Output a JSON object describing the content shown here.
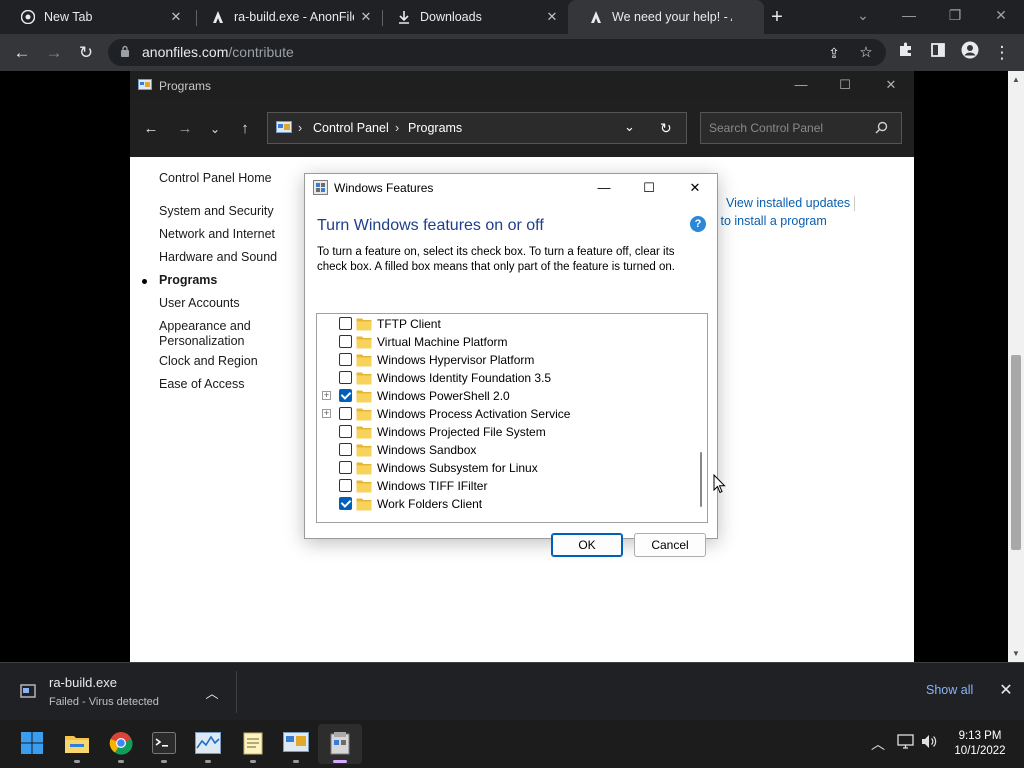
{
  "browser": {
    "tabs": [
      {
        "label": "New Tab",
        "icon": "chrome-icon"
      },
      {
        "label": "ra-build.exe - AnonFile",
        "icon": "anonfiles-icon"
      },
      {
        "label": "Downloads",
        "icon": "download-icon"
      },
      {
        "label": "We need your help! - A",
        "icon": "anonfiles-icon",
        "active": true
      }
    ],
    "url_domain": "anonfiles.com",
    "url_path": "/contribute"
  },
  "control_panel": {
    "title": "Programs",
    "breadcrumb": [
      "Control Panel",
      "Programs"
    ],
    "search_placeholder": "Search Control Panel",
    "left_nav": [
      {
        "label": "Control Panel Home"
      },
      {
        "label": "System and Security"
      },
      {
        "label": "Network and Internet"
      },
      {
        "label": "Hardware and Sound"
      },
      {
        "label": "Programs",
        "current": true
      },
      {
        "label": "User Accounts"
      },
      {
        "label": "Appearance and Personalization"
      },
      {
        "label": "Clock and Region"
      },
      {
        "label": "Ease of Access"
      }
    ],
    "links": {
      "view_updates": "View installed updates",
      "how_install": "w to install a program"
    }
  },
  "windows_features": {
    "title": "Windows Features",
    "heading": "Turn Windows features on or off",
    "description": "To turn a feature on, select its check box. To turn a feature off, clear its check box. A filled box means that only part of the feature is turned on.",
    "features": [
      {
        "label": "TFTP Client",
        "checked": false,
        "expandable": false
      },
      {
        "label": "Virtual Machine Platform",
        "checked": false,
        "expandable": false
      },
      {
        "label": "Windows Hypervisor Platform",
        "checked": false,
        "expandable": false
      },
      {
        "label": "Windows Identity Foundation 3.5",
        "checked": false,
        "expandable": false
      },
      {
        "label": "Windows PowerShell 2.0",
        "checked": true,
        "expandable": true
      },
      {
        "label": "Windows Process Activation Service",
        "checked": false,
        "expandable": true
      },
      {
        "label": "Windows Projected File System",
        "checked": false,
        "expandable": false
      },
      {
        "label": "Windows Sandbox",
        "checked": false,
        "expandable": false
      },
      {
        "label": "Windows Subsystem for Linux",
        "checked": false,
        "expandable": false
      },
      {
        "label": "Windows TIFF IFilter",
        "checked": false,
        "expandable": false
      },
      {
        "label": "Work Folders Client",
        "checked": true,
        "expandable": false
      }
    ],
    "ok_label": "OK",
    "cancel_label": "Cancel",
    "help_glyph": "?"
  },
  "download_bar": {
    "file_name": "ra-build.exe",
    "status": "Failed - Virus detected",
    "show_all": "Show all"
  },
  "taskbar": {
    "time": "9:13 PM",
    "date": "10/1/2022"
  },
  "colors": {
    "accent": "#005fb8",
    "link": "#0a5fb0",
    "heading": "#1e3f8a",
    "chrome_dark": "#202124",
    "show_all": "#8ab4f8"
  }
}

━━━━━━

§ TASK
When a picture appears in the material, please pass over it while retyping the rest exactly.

§ TASK RESULT
Output a JSON object describing the content shown here.
{
  "browser": {
    "tabs": [
      {
        "label": "New Tab",
        "icon": "chrome-icon"
      },
      {
        "label": "ra-build.exe - AnonFile",
        "icon": "anonfiles-icon"
      },
      {
        "label": "Downloads",
        "icon": "download-icon"
      },
      {
        "label": "We need your help! - A",
        "icon": "anonfiles-icon",
        "active": true
      }
    ],
    "url_domain": "anonfiles.com",
    "url_path": "/contribute"
  },
  "control_panel": {
    "title": "Programs",
    "breadcrumb": [
      "Control Panel",
      "Programs"
    ],
    "search_placeholder": "Search Control Panel",
    "left_nav": [
      {
        "label": "Control Panel Home"
      },
      {
        "label": "System and Security"
      },
      {
        "label": "Network and Internet"
      },
      {
        "label": "Hardware and Sound"
      },
      {
        "label": "Programs",
        "current": true
      },
      {
        "label": "User Accounts"
      },
      {
        "label": "Appearance and Personalization"
      },
      {
        "label": "Clock and Region"
      },
      {
        "label": "Ease of Access"
      }
    ],
    "links": {
      "view_updates": "View installed updates",
      "how_install": "w to install a program"
    }
  },
  "windows_features": {
    "title": "Windows Features",
    "heading": "Turn Windows features on or off",
    "description": "To turn a feature on, select its check box. To turn a feature off, clear its check box. A filled box means that only part of the feature is turned on.",
    "features": [
      {
        "label": "TFTP Client",
        "checked": false,
        "expandable": false
      },
      {
        "label": "Virtual Machine Platform",
        "checked": false,
        "expandable": false
      },
      {
        "label": "Windows Hypervisor Platform",
        "checked": false,
        "expandable": false
      },
      {
        "label": "Windows Identity Foundation 3.5",
        "checked": false,
        "expandable": false
      },
      {
        "label": "Windows PowerShell 2.0",
        "checked": true,
        "expandable": true
      },
      {
        "label": "Windows Process Activation Service",
        "checked": false,
        "expandable": true
      },
      {
        "label": "Windows Projected File System",
        "checked": false,
        "expandable": false
      },
      {
        "label": "Windows Sandbox",
        "checked": false,
        "expandable": false
      },
      {
        "label": "Windows Subsystem for Linux",
        "checked": false,
        "expandable": false
      },
      {
        "label": "Windows TIFF IFilter",
        "checked": false,
        "expandable": false
      },
      {
        "label": "Work Folders Client",
        "checked": true,
        "expandable": false
      }
    ],
    "ok_label": "OK",
    "cancel_label": "Cancel",
    "help_glyph": "?"
  },
  "download_bar": {
    "file_name": "ra-build.exe",
    "status": "Failed - Virus detected",
    "show_all": "Show all"
  },
  "taskbar": {
    "time": "9:13 PM",
    "date": "10/1/2022"
  },
  "colors": {
    "accent": "#005fb8",
    "link": "#0a5fb0",
    "heading": "#1e3f8a",
    "chrome_dark": "#202124",
    "show_all": "#8ab4f8"
  }
}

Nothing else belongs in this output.